That’s the argument that Clement attacked as an improper end-run in the underwriters’ merits brief. In effect, the brief argued, Goldstein & Russell is trying to re-introduce the question the Supreme Court decided not to review. “Petitioner describes this argument as the ‘easiest path to reversal,’ but that ‘path’ faces a rather significant roadblock: namely, the fact that the court expressly declined to grant certiorari on this issue,” the brief said. “That was no accident, as the court was considering multiple petitions, some raising one issue and others raising two…. Undeterred, petitioner has now fully briefed both questions (leading with the non-granted question, no less) despite this court's explicit instructions to the contrary.”
The underwriters contend this is actually an easy case. American Pipe established equitable tolling of the statute of limitations when a class action has been filed. The statute of repose is not an equitable principle but a substantive legal right for defendants. If the Securities Act’s three-year time limit on claims is a statute of repose – as the underwriters argue it is, based, among other things, on the law’s legislative history – American Pipe doesn’t apply.
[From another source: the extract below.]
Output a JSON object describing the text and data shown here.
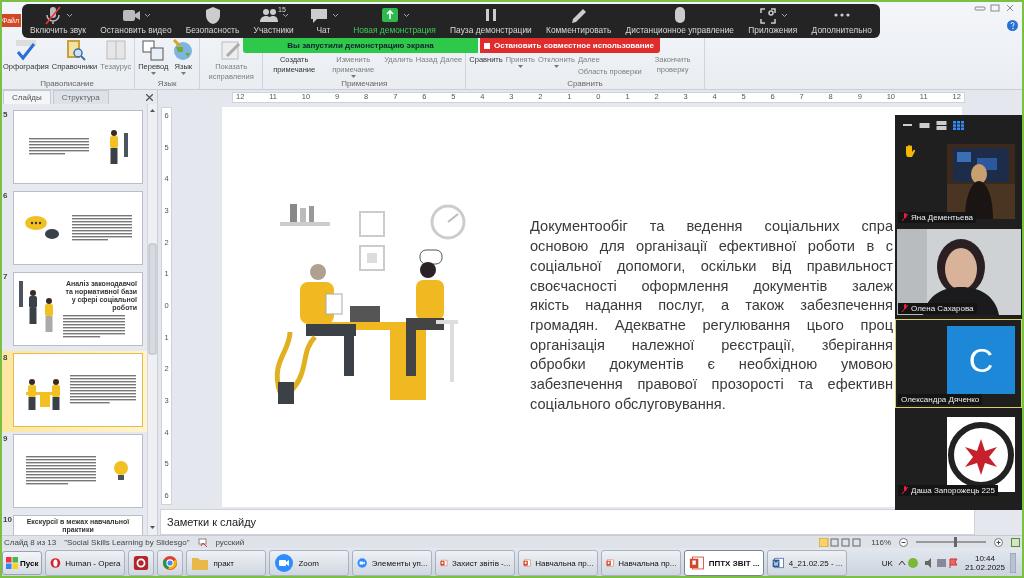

“This court has made clear that statutes of repose confer substantive rights on defendants to be free from suit after a specified period,” the brief said. “Under the Rules Enabling Act, courts may not apply the Federal Rules of Civil Procedure in a manner that would ‘abridge, enlarge or modify any substantive right.’”
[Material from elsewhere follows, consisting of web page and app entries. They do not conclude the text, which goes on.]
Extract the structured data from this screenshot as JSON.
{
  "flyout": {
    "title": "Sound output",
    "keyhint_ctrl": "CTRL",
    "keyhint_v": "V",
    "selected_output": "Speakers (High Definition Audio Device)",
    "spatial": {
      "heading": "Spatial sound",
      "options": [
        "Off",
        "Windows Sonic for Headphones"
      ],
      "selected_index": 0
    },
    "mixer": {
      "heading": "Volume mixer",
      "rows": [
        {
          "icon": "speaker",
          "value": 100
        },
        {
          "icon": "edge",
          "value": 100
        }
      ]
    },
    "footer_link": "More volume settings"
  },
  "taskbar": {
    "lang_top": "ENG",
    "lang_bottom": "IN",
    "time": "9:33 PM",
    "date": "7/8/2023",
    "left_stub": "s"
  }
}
The underwriters’ brief also said CalPERS and its amici (who include dozens of other institutional investors, law professors and retired federal judges) have promulgated an evidence-free argument that courts will be flooded with protective opt-out suits by pension and healthcare funds if the Supreme Court agrees with the 2nd Circuit. CalPERS and its amici had said the 2nd Circuit holding would undermine the efficiency class actions are supposed to promote. But according to the underwriters, CalPERS and its friends have come up with only one example – securities fraud litigation against the Brazilian company Petrobras - of a case that has generated the predicted tsunami of opt-outs, even though it has been several years since the 2nd Circuit first decreed that class actions don’t toll the statute of repose.
In fact, the underwriters argued, the Supreme Court has good policy reasons to agree with the 2nd Circuit. When Congress enacted securities litigation reform in 1995, it encouraged institutional investors to step up to lead class actions. If the Supreme Court allows big pension and healthcare funds to back out of class actions whenever they please, the underwriters said, smaller and less sophisticated investors will suffer.
I’m sure we’ll soon see amicus briefs echoing the underwriters’ policy contentions. Oral arguments are scheduled for April 17.